[Given data Boundary: Start]
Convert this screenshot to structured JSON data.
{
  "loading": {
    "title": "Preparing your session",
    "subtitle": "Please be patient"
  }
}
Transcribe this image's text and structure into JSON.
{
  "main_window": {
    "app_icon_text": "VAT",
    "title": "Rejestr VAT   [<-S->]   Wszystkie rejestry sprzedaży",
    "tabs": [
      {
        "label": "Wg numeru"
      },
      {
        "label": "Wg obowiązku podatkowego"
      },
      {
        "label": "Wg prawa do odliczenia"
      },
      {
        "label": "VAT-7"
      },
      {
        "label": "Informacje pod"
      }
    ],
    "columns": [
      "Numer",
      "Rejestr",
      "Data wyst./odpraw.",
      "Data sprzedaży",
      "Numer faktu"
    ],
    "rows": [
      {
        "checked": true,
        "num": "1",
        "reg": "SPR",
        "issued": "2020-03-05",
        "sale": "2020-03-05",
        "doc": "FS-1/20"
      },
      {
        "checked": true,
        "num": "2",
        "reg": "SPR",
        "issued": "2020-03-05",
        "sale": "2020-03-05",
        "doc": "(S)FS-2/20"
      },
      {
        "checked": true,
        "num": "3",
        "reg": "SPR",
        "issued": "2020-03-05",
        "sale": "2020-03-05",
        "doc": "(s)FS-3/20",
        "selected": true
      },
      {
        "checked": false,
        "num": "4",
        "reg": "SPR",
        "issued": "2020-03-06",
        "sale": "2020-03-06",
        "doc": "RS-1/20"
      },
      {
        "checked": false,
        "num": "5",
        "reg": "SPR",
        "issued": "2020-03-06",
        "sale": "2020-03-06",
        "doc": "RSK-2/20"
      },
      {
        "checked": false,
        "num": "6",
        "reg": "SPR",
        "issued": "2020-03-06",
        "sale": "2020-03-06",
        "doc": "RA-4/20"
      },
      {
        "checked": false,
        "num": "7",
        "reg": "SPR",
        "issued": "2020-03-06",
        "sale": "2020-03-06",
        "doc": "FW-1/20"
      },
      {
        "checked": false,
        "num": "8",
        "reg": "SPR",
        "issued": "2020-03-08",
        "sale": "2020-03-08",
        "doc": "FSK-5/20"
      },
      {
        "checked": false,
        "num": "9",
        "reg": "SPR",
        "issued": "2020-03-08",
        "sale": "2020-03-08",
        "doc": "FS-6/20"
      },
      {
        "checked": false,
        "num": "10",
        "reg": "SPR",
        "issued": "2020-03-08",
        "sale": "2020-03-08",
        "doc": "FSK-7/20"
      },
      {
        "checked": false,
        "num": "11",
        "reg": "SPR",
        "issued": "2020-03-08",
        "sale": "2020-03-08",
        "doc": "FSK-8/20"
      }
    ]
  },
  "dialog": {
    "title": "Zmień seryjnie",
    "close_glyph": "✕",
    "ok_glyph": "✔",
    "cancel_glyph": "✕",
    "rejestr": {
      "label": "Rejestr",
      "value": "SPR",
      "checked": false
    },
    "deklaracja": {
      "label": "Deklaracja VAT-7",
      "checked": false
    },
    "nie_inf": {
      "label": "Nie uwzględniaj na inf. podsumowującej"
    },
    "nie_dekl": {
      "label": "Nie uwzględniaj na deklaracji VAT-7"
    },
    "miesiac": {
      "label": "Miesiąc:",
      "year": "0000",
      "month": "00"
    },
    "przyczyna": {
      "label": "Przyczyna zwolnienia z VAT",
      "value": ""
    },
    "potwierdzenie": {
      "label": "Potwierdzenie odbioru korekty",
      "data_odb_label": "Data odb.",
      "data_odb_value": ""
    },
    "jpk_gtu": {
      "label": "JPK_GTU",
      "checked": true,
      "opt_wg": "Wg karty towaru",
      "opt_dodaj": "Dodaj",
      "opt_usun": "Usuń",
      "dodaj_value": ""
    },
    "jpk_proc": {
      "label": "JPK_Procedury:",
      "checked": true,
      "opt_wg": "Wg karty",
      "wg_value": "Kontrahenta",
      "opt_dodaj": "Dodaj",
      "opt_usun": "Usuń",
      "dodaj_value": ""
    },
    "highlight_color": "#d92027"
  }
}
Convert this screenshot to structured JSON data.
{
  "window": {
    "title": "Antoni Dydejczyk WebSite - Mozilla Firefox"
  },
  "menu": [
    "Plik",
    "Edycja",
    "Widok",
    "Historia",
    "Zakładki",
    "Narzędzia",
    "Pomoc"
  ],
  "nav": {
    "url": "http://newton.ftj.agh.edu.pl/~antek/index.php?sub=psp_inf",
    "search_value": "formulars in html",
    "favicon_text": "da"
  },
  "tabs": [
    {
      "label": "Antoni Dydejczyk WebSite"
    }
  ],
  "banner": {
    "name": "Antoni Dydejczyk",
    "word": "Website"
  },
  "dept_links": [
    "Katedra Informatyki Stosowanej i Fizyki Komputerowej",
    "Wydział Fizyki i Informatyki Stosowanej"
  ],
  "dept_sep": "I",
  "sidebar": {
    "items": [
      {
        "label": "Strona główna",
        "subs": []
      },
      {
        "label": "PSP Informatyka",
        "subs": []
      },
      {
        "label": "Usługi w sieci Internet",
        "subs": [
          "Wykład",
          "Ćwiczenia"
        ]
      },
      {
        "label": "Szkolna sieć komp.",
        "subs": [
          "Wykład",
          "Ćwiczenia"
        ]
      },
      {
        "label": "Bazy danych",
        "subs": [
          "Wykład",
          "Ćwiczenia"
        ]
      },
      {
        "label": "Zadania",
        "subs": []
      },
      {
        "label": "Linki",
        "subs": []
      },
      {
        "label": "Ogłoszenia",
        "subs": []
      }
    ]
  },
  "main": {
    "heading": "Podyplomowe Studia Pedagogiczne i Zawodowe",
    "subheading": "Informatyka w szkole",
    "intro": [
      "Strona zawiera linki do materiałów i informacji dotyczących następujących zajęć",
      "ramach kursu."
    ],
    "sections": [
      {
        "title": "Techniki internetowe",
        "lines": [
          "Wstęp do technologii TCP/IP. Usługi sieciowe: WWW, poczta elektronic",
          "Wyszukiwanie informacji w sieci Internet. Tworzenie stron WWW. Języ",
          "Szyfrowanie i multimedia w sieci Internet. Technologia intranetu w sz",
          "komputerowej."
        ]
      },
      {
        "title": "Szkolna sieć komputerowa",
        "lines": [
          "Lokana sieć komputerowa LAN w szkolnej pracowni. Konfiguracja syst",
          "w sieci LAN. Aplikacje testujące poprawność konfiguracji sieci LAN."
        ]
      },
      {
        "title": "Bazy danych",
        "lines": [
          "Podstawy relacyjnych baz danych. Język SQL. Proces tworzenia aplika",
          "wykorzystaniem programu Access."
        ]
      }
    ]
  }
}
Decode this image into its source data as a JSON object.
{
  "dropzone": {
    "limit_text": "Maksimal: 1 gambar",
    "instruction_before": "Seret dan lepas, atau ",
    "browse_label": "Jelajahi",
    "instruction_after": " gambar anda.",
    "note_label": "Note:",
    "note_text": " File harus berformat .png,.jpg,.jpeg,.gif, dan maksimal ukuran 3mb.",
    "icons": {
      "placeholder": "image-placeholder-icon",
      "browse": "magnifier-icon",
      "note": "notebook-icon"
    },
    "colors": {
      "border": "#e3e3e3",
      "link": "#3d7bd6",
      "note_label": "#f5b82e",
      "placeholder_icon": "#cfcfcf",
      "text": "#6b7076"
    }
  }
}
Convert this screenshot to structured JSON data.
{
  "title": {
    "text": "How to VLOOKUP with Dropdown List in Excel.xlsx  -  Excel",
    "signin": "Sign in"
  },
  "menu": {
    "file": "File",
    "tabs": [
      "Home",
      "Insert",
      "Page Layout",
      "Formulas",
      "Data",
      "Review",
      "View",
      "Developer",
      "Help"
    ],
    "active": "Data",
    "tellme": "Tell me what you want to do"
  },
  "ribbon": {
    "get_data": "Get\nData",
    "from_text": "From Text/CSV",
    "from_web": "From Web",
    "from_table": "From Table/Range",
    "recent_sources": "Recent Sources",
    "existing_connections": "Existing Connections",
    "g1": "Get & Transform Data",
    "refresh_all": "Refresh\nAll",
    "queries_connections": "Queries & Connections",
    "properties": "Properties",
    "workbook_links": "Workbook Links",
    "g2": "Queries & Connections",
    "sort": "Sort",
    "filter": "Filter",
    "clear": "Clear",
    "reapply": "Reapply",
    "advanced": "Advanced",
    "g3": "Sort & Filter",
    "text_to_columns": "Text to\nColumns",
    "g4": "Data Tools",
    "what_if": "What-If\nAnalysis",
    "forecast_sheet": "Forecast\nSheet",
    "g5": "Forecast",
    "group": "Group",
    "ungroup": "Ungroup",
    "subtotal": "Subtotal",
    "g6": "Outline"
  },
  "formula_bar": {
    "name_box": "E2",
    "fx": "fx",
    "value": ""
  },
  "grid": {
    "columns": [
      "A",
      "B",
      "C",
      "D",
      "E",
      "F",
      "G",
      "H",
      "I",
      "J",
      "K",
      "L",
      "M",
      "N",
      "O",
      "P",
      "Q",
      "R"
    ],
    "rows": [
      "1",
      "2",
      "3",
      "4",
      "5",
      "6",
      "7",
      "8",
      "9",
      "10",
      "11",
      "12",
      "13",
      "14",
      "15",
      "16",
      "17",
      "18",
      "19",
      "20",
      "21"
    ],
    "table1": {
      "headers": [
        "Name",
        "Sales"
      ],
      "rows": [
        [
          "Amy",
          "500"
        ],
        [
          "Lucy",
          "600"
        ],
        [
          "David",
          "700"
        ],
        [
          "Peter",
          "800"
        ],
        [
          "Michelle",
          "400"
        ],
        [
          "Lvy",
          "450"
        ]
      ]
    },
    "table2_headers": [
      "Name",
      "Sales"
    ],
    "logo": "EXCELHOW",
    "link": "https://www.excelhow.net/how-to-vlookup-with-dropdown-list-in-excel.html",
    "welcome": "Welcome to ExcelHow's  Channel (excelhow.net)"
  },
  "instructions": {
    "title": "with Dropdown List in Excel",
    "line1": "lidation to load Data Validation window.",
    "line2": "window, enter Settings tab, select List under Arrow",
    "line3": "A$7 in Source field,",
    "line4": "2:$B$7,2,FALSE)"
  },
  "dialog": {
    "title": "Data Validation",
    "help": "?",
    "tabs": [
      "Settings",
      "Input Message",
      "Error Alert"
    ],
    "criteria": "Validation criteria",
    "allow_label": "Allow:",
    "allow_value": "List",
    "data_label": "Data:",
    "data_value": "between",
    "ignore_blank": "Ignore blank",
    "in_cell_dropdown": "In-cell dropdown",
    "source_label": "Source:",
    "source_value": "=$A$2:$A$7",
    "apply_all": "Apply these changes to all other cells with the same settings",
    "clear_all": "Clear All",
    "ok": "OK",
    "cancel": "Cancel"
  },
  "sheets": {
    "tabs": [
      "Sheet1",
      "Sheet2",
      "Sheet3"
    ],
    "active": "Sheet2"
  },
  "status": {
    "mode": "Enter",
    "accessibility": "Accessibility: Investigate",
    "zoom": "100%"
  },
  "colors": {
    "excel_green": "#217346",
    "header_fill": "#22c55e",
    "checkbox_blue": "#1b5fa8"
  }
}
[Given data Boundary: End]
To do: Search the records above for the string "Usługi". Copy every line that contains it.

Response to this task:
        "label": "Usługi w sieci Internet",
          "Wstęp do technologii TCP/IP. Usługi sieciowe: WWW, poczta elektronic",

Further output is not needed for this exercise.